6.In her oral submissions, Ms. Ndorongo argued that the suit property was registered in the name of the 2nd respondent on July 9, 2008 and that, under section 99(4) of the Land Act, the applicant’s remedy lies against the 1st respondent, and that the 2nd respondent should therefore not be inhibited from enjoying his rights as the owner of the suit property. In support of her submissions, Ms. Ndorongo cited Civil Appeal No. 133 of 2006 Nancy Kahoya Amadiva v Expert Credit Limited & another;  KECA 373 (KLR). Counsel submitted that Rule 5(2) (b) of the Court Appeal Rules only gives Court power to grant orders of stay of execution not inhibition, and that, in any case, there was nothing to stay because the applicants suit was dismissed. She maintained that the applicant’s appeal would not be rendered nugatory.
7.In response, Mr. Kagimu urged that damages would not be an adequate remedy to the applicant, who is over 70 years, and who has sentimental attachment to the suit property, and that disposal of the suit property would render his appeal useless. He reiterated that the applicant was seeking an order for stay of execution in regard to payment of costs.
8.We have carefully considered the motion before us, the applicant’s written submissions and the parties’ oral submissions. Although the applicant has not cited Rule 5(2) (b) of the Court of Appeal Rules in his motion, it is apparent that his application is actually anchored on that Rule, as he seeks orders pending the hearing of his appeal against the judgment of the ELC. The principles upon which such an application is considered are now well settled. An arguable appeal must be demonstrated, and the Court must be persuaded that unless the orders sought are granted, the appeal will be useless to the applicant (Multimedia University & another v Prof. Gitile N. Naituri (supra).
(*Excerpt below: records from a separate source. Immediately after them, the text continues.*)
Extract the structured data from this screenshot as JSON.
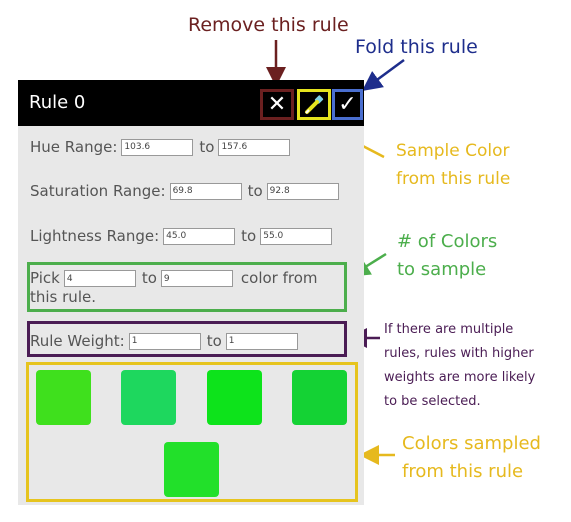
{
  "annotations": {
    "remove": "Remove this rule",
    "fold": "Fold this rule",
    "sample_line1": "Sample Color",
    "sample_line2": "from this rule",
    "num_line1": "# of Colors",
    "num_line2": "to sample",
    "weight_line1": "If there are multiple",
    "weight_line2": "rules, rules with higher",
    "weight_line3": "weights are more likely",
    "weight_line4": "to be selected.",
    "colors_line1": "Colors sampled",
    "colors_line2": "from this rule"
  },
  "annotation_colors": {
    "remove": "#6b2020",
    "fold": "#1e2e8c",
    "sample": "#e6b91e",
    "num": "#4cae4c",
    "weight": "#4a1c54",
    "colors": "#e6b91e"
  },
  "rule": {
    "title": "Rule 0",
    "remove_icon": "x-icon",
    "sample_icon": "eyedropper-icon",
    "fold_icon": "checkmark-icon",
    "hue": {
      "label": "Hue Range:",
      "min": "103.6",
      "sep": "to",
      "max": "157.6"
    },
    "saturation": {
      "label": "Saturation Range:",
      "min": "69.8",
      "sep": "to",
      "max": "92.8"
    },
    "lightness": {
      "label": "Lightness Range:",
      "min": "45.0",
      "sep": "to",
      "max": "55.0"
    },
    "pick": {
      "label": "Pick",
      "min": "4",
      "sep": "to",
      "max": "9",
      "suffix_line1": "color from",
      "suffix_line2": "this rule."
    },
    "weight": {
      "label": "Rule Weight:",
      "min": "1",
      "sep": "to",
      "max": "1"
    }
  },
  "swatches": [
    "#3fe01d",
    "#1ed75e",
    "#0de31b",
    "#14d234",
    "#22e02a"
  ]
}
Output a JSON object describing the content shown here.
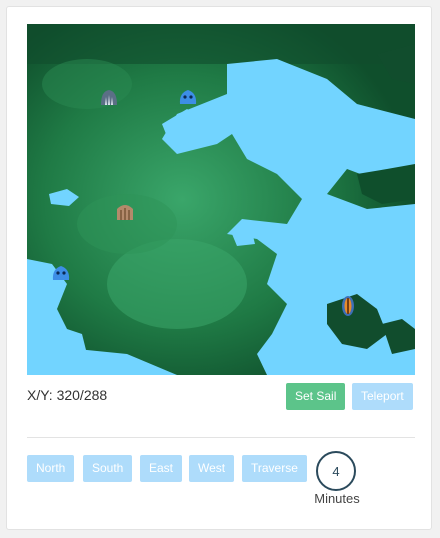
{
  "map": {
    "markers": [
      {
        "name": "cave-icon",
        "color": "#5b6f86"
      },
      {
        "name": "blue-slime-icon",
        "color": "#3d8ee6"
      },
      {
        "name": "wooden-gate-icon",
        "color": "#b48a6b"
      },
      {
        "name": "blue-slime-icon",
        "color": "#3d8ee6"
      },
      {
        "name": "player-ship-icon",
        "color": "#e98b2a"
      }
    ]
  },
  "status": {
    "coords_label": "X/Y: 320/288"
  },
  "actions": {
    "set_sail": "Set Sail",
    "teleport": "Teleport"
  },
  "directions": {
    "north": "North",
    "south": "South",
    "east": "East",
    "west": "West",
    "traverse": "Traverse"
  },
  "timer": {
    "value": "4",
    "unit": "Minutes"
  },
  "colors": {
    "land_dark": "#0e4a2a",
    "land_light": "#3aa66a",
    "water": "#72d4ff",
    "set_sail_button": "#5cc48a",
    "travel_button": "#aedcfb"
  }
}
9.It is apparent that the suit property was sold and transferred to the 2nd respondent by the 1st respondent, and that for the last 14 years, the suit property has been in the hands of the 2nd respondent, who is a third party in so far as the relationship between the applicant and the 1st respondent is concerned.
10.The property having been transferred pursuant to a sale by auction, and no fraud having been alleged, it is evident that the applicant’s redress regarding any irregularity or unlawfulness in regard to the sale of the suit property, lies in damages as against the 1st respondent. We are not persuaded that the applicant has an arguable appeal in regard to the recovery of the suit property, nor are we persuaded that the applicant’s appeal would be rendered nugatory, if successful.
11.The applicant has urged the Court to consider his age, and we do sympathize that he is in his sunset years. However, the sale took place about 14 years ago, and the delay in pursuing his application can only be attributed to his own laxity.For these reasons, we find no merit in this motion. It is accordingly dismissed.